__Exercise data__:
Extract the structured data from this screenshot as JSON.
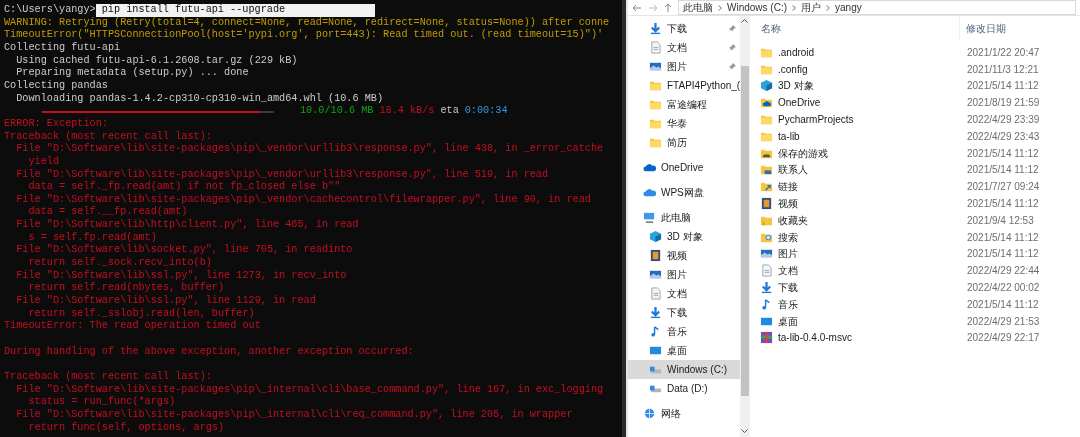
{
  "terminal": {
    "prompt": {
      "path": "C:\\Users\\yangy>",
      "command": "pip install futu-api --upgrade",
      "selected": true
    },
    "lines": [
      {
        "kind": "warning",
        "text": "WARNING: Retrying (Retry(total=4, connect=None, read=None, redirect=None, status=None)) after conne"
      },
      {
        "kind": "warning",
        "text": "TimeoutError(\"HTTPSConnectionPool(host='pypi.org', port=443): Read timed out. (read timeout=15)\")'"
      },
      {
        "kind": "normal",
        "text": "Collecting futu-api"
      },
      {
        "kind": "normal",
        "text": "  Using cached futu-api-6.1.2608.tar.gz (229 kB)"
      },
      {
        "kind": "normal",
        "text": "  Preparing metadata (setup.py) ... done"
      },
      {
        "kind": "normal",
        "text": "Collecting pandas"
      },
      {
        "kind": "normal",
        "text": "  Downloading pandas-1.4.2-cp310-cp310-win_amd64.whl (10.6 MB)"
      },
      {
        "kind": "progress",
        "level": 0.94,
        "segments": [
          {
            "kind": "size",
            "text": "10.0/10.6 MB"
          },
          {
            "kind": "rate",
            "text": "18.4 kB/s"
          },
          {
            "kind": "label",
            "text": "eta"
          },
          {
            "kind": "eta",
            "text": "0:00:34"
          }
        ]
      },
      {
        "kind": "error",
        "text": "ERROR: Exception:"
      },
      {
        "kind": "error",
        "text": "Traceback (most recent call last):"
      },
      {
        "kind": "error",
        "text": "  File \"D:\\Software\\lib\\site-packages\\pip\\_vendor\\urllib3\\response.py\", line 438, in _error_catche"
      },
      {
        "kind": "error",
        "text": "    yield"
      },
      {
        "kind": "error",
        "text": "  File \"D:\\Software\\lib\\site-packages\\pip\\_vendor\\urllib3\\response.py\", line 519, in read"
      },
      {
        "kind": "error",
        "text": "    data = self._fp.read(amt) if not fp_closed else b\"\""
      },
      {
        "kind": "error",
        "text": "  File \"D:\\Software\\lib\\site-packages\\pip\\_vendor\\cachecontrol\\filewrapper.py\", line 90, in read"
      },
      {
        "kind": "error",
        "text": "    data = self.__fp.read(amt)"
      },
      {
        "kind": "error",
        "text": "  File \"D:\\Software\\lib\\http\\client.py\", line 465, in read"
      },
      {
        "kind": "error",
        "text": "    s = self.fp.read(amt)"
      },
      {
        "kind": "error",
        "text": "  File \"D:\\Software\\lib\\socket.py\", line 705, in readinto"
      },
      {
        "kind": "error",
        "text": "    return self._sock.recv_into(b)"
      },
      {
        "kind": "error",
        "text": "  File \"D:\\Software\\lib\\ssl.py\", line 1273, in recv_into"
      },
      {
        "kind": "error",
        "text": "    return self.read(nbytes, buffer)"
      },
      {
        "kind": "error",
        "text": "  File \"D:\\Software\\lib\\ssl.py\", line 1129, in read"
      },
      {
        "kind": "error",
        "text": "    return self._sslobj.read(len, buffer)"
      },
      {
        "kind": "error",
        "text": "TimeoutError: The read operation timed out"
      },
      {
        "kind": "blank"
      },
      {
        "kind": "error",
        "text": "During handling of the above exception, another exception occurred:"
      },
      {
        "kind": "blank"
      },
      {
        "kind": "error",
        "text": "Traceback (most recent call last):"
      },
      {
        "kind": "error",
        "text": "  File \"D:\\Software\\lib\\site-packages\\pip\\_internal\\cli\\base_command.py\", line 167, in exc_logging"
      },
      {
        "kind": "error",
        "text": "    status = run_func(*args)"
      },
      {
        "kind": "error",
        "text": "  File \"D:\\Software\\lib\\site-packages\\pip\\_internal\\cli\\req_command.py\", line 205, in wrapper"
      },
      {
        "kind": "error",
        "text": "    return func(self, options, args)"
      }
    ]
  },
  "explorer": {
    "breadcrumb": [
      "此电脑",
      "Windows (C:)",
      "用户",
      "yangy"
    ],
    "sidebar": {
      "quick_access": [
        {
          "label": "下载",
          "kind": "download",
          "pinned": true
        },
        {
          "label": "文档",
          "kind": "document",
          "pinned": true
        },
        {
          "label": "图片",
          "kind": "picture",
          "pinned": true
        },
        {
          "label": "FTAPI4Python_(",
          "kind": "folder",
          "pinned": false
        },
        {
          "label": "富途编程",
          "kind": "folder",
          "pinned": false
        },
        {
          "label": "华泰",
          "kind": "folder",
          "pinned": false
        },
        {
          "label": "简历",
          "kind": "folder",
          "pinned": false
        }
      ],
      "items": [
        {
          "label": "OneDrive",
          "kind": "onedrive",
          "selected": false
        },
        {
          "label": "WPS网盘",
          "kind": "cloud",
          "selected": false
        },
        {
          "label": "此电脑",
          "kind": "pc",
          "selected": false,
          "children": [
            {
              "label": "3D 对象",
              "kind": "cube",
              "selected": false
            },
            {
              "label": "视频",
              "kind": "video",
              "selected": false
            },
            {
              "label": "图片",
              "kind": "picture",
              "selected": false
            },
            {
              "label": "文档",
              "kind": "document",
              "selected": false
            },
            {
              "label": "下载",
              "kind": "download",
              "selected": false
            },
            {
              "label": "音乐",
              "kind": "music",
              "selected": false
            },
            {
              "label": "桌面",
              "kind": "desktop",
              "selected": false
            },
            {
              "label": "Windows (C:)",
              "kind": "drive",
              "selected": true
            },
            {
              "label": "Data (D:)",
              "kind": "drive",
              "selected": false
            }
          ]
        },
        {
          "label": "网络",
          "kind": "network",
          "selected": false
        }
      ]
    },
    "columns": [
      "名称",
      "修改日期"
    ],
    "rows": [
      {
        "name": ".android",
        "kind": "folder",
        "date": "2021/1/22 20:47"
      },
      {
        "name": ".config",
        "kind": "folder",
        "date": "2021/11/3 12:21"
      },
      {
        "name": "3D 对象",
        "kind": "cube",
        "date": "2021/5/14 11:12"
      },
      {
        "name": "OneDrive",
        "kind": "onedrive-folder",
        "date": "2021/8/19 21:59"
      },
      {
        "name": "PycharmProjects",
        "kind": "folder",
        "date": "2022/4/29 23:39"
      },
      {
        "name": "ta-lib",
        "kind": "folder",
        "date": "2022/4/29 23:43"
      },
      {
        "name": "保存的游戏",
        "kind": "games",
        "date": "2021/5/14 11:12"
      },
      {
        "name": "联系人",
        "kind": "contacts",
        "date": "2021/5/14 11:12"
      },
      {
        "name": "链接",
        "kind": "link",
        "date": "2021/7/27 09:24"
      },
      {
        "name": "视频",
        "kind": "video",
        "date": "2021/5/14 11:12"
      },
      {
        "name": "收藏夹",
        "kind": "favorites",
        "date": "2021/9/4 12:53"
      },
      {
        "name": "搜索",
        "kind": "search",
        "date": "2021/5/14 11:12"
      },
      {
        "name": "图片",
        "kind": "picture",
        "date": "2021/5/14 11:12"
      },
      {
        "name": "文档",
        "kind": "document",
        "date": "2022/4/29 22:44"
      },
      {
        "name": "下载",
        "kind": "download",
        "date": "2022/4/22 00:02"
      },
      {
        "name": "音乐",
        "kind": "music",
        "date": "2021/5/14 11:12"
      },
      {
        "name": "桌面",
        "kind": "desktop",
        "date": "2022/4/29 21:53"
      },
      {
        "name": "ta-lib-0.4.0-msvc",
        "kind": "archive",
        "date": "2022/4/29 22:17"
      }
    ]
  }
}
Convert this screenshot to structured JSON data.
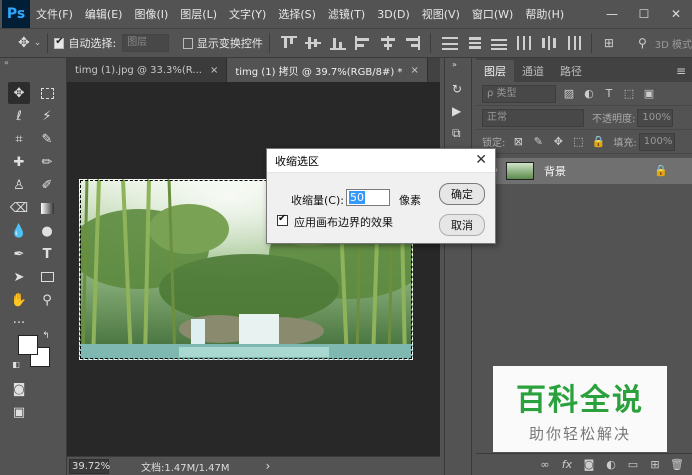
{
  "app": {
    "logo": "Ps"
  },
  "menu": [
    "文件(F)",
    "编辑(E)",
    "图像(I)",
    "图层(L)",
    "文字(Y)",
    "选择(S)",
    "滤镜(T)",
    "3D(D)",
    "视图(V)",
    "窗口(W)",
    "帮助(H)"
  ],
  "window_controls": {
    "minimize": "—",
    "maximize": "☐",
    "close": "✕"
  },
  "options": {
    "auto_select_label": "自动选择:",
    "auto_select_value": "图层",
    "show_transform_label": "显示变换控件",
    "mode_3d": "3D 模式"
  },
  "tabs": [
    {
      "label": "timg (1).jpg @ 33.3%(R...",
      "close": "×"
    },
    {
      "label": "timg (1) 拷贝 @ 39.7%(RGB/8#) *",
      "close": "×"
    }
  ],
  "status": {
    "zoom": "39.72%",
    "doc_info": "文档:1.47M/1.47M",
    "arrow": "›"
  },
  "layers_panel": {
    "tabs": [
      "图层",
      "通道",
      "路径"
    ],
    "kind_filter": "ρ 类型",
    "blend_mode": "正常",
    "opacity_label": "不透明度:",
    "opacity_value": "100%",
    "lock_label": "锁定:",
    "fill_label": "填充:",
    "fill_value": "100%",
    "layers": [
      {
        "name": "背景",
        "locked": true
      }
    ],
    "footer_icons": [
      "link-icon",
      "fx-icon",
      "mask-icon",
      "adjustment-icon",
      "group-icon",
      "new-layer-icon",
      "delete-icon"
    ]
  },
  "dialog": {
    "title": "收缩选区",
    "contract_label": "收缩量(C):",
    "contract_value": "50",
    "unit": "像素",
    "apply_edge_label": "应用画布边界的效果",
    "apply_edge_checked": true,
    "ok": "确定",
    "cancel": "取消"
  },
  "watermark": {
    "main": "百科全说",
    "sub": "助你轻松解决"
  }
}
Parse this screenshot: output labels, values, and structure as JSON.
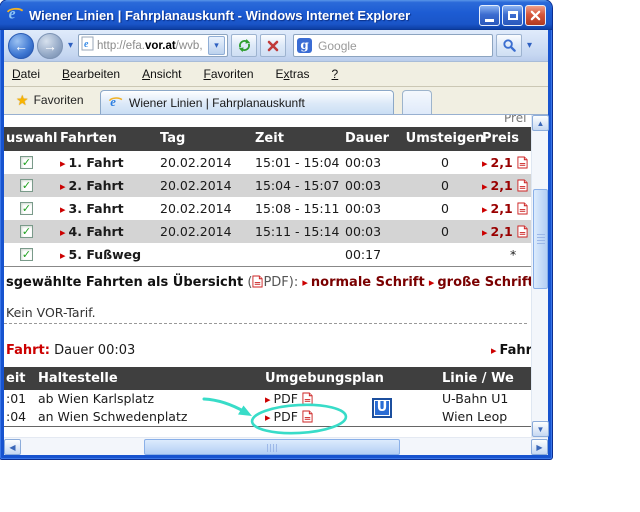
{
  "window": {
    "title": "Wiener Linien | Fahrplanauskunft - Windows Internet Explorer"
  },
  "toolbar": {
    "address_url_prefix": "http://efa.",
    "address_url_host": "vor.at",
    "address_url_suffix": "/wvb,",
    "search_placeholder": "Google"
  },
  "menu": {
    "items": [
      {
        "pre": "",
        "key": "D",
        "rest": "atei"
      },
      {
        "pre": "",
        "key": "B",
        "rest": "earbeiten"
      },
      {
        "pre": "",
        "key": "A",
        "rest": "nsicht"
      },
      {
        "pre": "",
        "key": "F",
        "rest": "avoriten"
      },
      {
        "pre": "E",
        "key": "x",
        "rest": "tras"
      },
      {
        "pre": "",
        "key": "?",
        "rest": ""
      }
    ]
  },
  "favorites_bar": {
    "label": "Favoriten",
    "tab_title": "Wiener Linien | Fahrplanauskunft"
  },
  "page": {
    "top_partial": "Prei",
    "trips_table": {
      "headers": {
        "auswahl": "uswahl",
        "fahrten": "Fahrten",
        "tag": "Tag",
        "zeit": "Zeit",
        "dauer": "Dauer",
        "umsteigen": "Umsteigen",
        "preis": "Preis"
      },
      "rows": [
        {
          "name": "1. Fahrt",
          "tag": "20.02.2014",
          "zeit": "15:01 - 15:04",
          "dauer": "00:03",
          "umsteigen": "0",
          "preis": "2,1"
        },
        {
          "name": "2. Fahrt",
          "tag": "20.02.2014",
          "zeit": "15:04 - 15:07",
          "dauer": "00:03",
          "umsteigen": "0",
          "preis": "2,1"
        },
        {
          "name": "3. Fahrt",
          "tag": "20.02.2014",
          "zeit": "15:08 - 15:11",
          "dauer": "00:03",
          "umsteigen": "0",
          "preis": "2,1"
        },
        {
          "name": "4. Fahrt",
          "tag": "20.02.2014",
          "zeit": "15:11 - 15:14",
          "dauer": "00:03",
          "umsteigen": "0",
          "preis": "2,1"
        },
        {
          "name": "5. Fußweg",
          "tag": "",
          "zeit": "",
          "dauer": "00:17",
          "umsteigen": "",
          "preis": "*"
        }
      ]
    },
    "overview": {
      "lead": "sgewählte Fahrten als Übersicht",
      "paren": "(",
      "pdf_text": "PDF):",
      "link_normal": "normale Schrift",
      "link_large": "große Schrift"
    },
    "tariff_note": "Kein VOR-Tarif.",
    "detail_header": {
      "label": "Fahrt:",
      "text": " Dauer 00:03",
      "right_link": "Fahr"
    },
    "stops_table": {
      "headers": {
        "zeit": "eit",
        "haltestelle": "Haltestelle",
        "umgebungsplan": "Umgebungsplan",
        "linie": "Linie / We"
      },
      "rows": [
        {
          "zeit": ":01",
          "haltestelle": "ab Wien Karlsplatz",
          "pdf": "PDF",
          "linie": "U-Bahn U1"
        },
        {
          "zeit": ":04",
          "haltestelle": "an Wien Schwedenplatz",
          "pdf": "PDF",
          "linie": "Wien Leop"
        }
      ],
      "ubahn_letter": "U"
    }
  },
  "icons": {
    "star": "★",
    "chevron_down": "▾",
    "back": "←",
    "forward": "→",
    "check": "✓",
    "bullet": "▸",
    "up": "▲",
    "down": "▼",
    "left": "◀",
    "right": "▶",
    "google_g": "g"
  },
  "colors": {
    "link_red": "#990000",
    "bullet_red": "#cc0000",
    "table_header_bg": "#3f3f3f",
    "row_alt": "#d4d4d4",
    "annotation_cyan": "#38dcc8",
    "luna_blue": "#1753cf"
  }
}
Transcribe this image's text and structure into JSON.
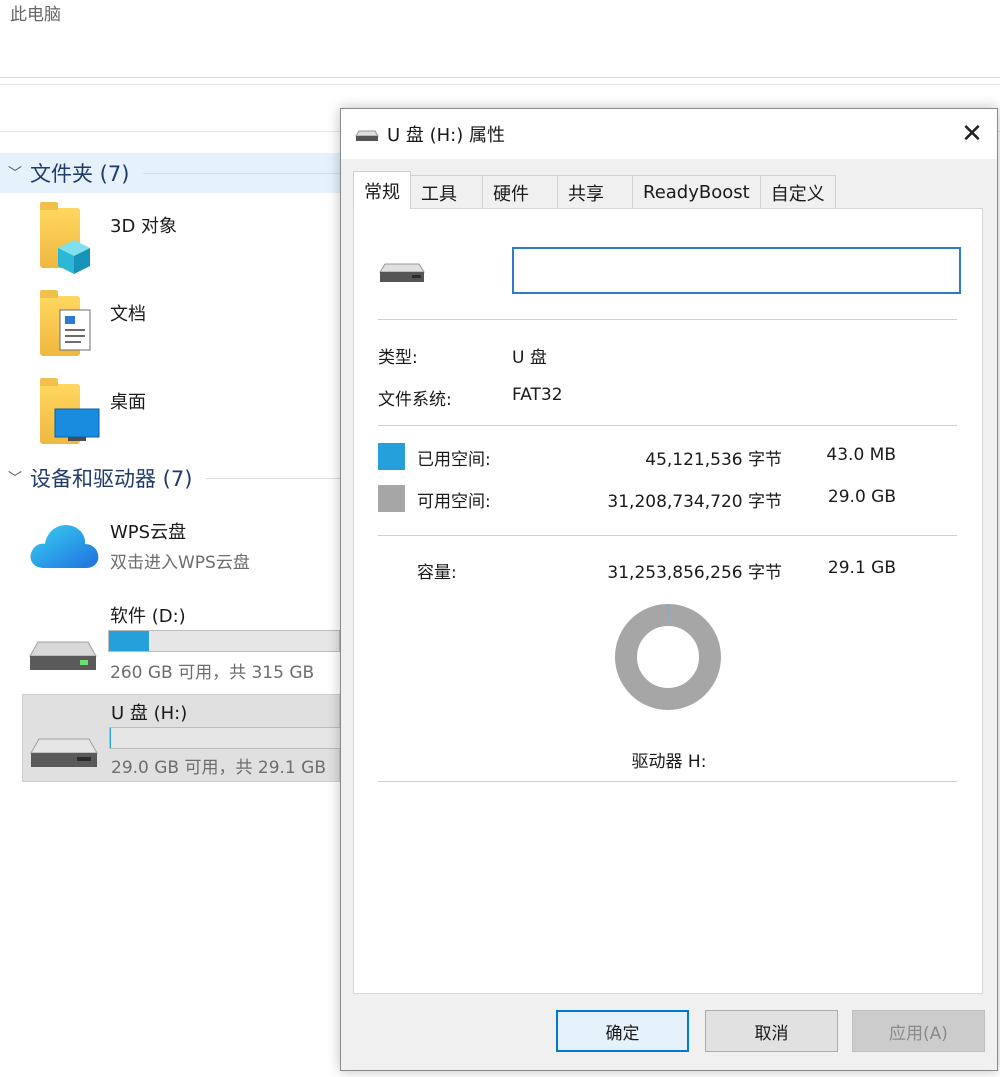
{
  "explorer": {
    "title": "此电脑",
    "groups": {
      "folders": {
        "label": "文件夹 (7)"
      },
      "devices": {
        "label": "设备和驱动器 (7)"
      }
    },
    "folders": [
      {
        "label": "3D 对象",
        "icon": "cube-folder-icon"
      },
      {
        "label": "文档",
        "icon": "document-folder-icon"
      },
      {
        "label": "桌面",
        "icon": "desktop-folder-icon"
      }
    ],
    "devices": [
      {
        "label": "WPS云盘",
        "subtitle": "双击进入WPS云盘",
        "icon": "cloud-icon"
      },
      {
        "label": "软件 (D:)",
        "subtitle": "260 GB 可用，共 315 GB",
        "used_fraction": 0.175,
        "icon": "drive-icon"
      },
      {
        "label": "U 盘 (H:)",
        "subtitle": "29.0 GB 可用，共 29.1 GB",
        "used_fraction": 0.0015,
        "icon": "usb-drive-icon"
      }
    ]
  },
  "dialog": {
    "title": "U 盘 (H:) 属性",
    "close_label": "✕",
    "tabs": [
      {
        "label": "常规",
        "active": true
      },
      {
        "label": "工具"
      },
      {
        "label": "硬件"
      },
      {
        "label": "共享"
      },
      {
        "label": "ReadyBoost"
      },
      {
        "label": "自定义"
      }
    ],
    "general": {
      "name_value": "",
      "type_label": "类型:",
      "type_value": "U 盘",
      "fs_label": "文件系统:",
      "fs_value": "FAT32",
      "used": {
        "label": "已用空间:",
        "bytes": "45,121,536 字节",
        "size": "43.0 MB",
        "color": "#26a0da"
      },
      "free": {
        "label": "可用空间:",
        "bytes": "31,208,734,720 字节",
        "size": "29.0 GB",
        "color": "#a6a6a6"
      },
      "capacity": {
        "label": "容量:",
        "bytes": "31,253,856,256 字节",
        "size": "29.1 GB"
      },
      "drive_label": "驱动器 H:"
    },
    "buttons": {
      "ok": "确定",
      "cancel": "取消",
      "apply": "应用(A)"
    }
  },
  "chart_data": {
    "type": "pie",
    "categories": [
      "已用空间",
      "可用空间"
    ],
    "values": [
      45121536,
      31208734720
    ],
    "colors": [
      "#26a0da",
      "#a6a6a6"
    ]
  }
}
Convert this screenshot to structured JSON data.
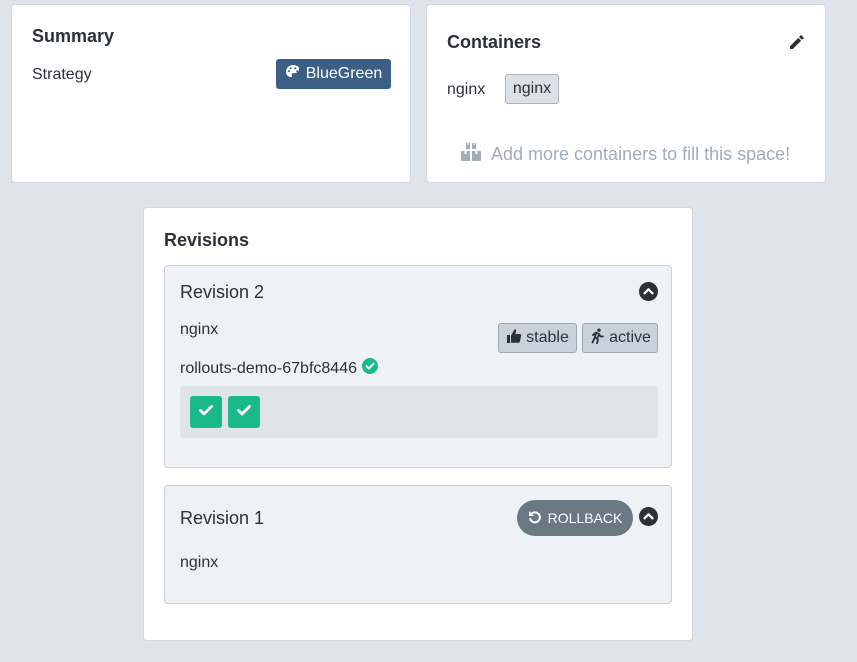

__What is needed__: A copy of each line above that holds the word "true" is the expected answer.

__Your solution__:
      "selected": true
          "pinned": true
          "pinned": true
          "pinned": true
              "selected": true
        "locked": true
    "apply_edge_checked": true,
        "active": true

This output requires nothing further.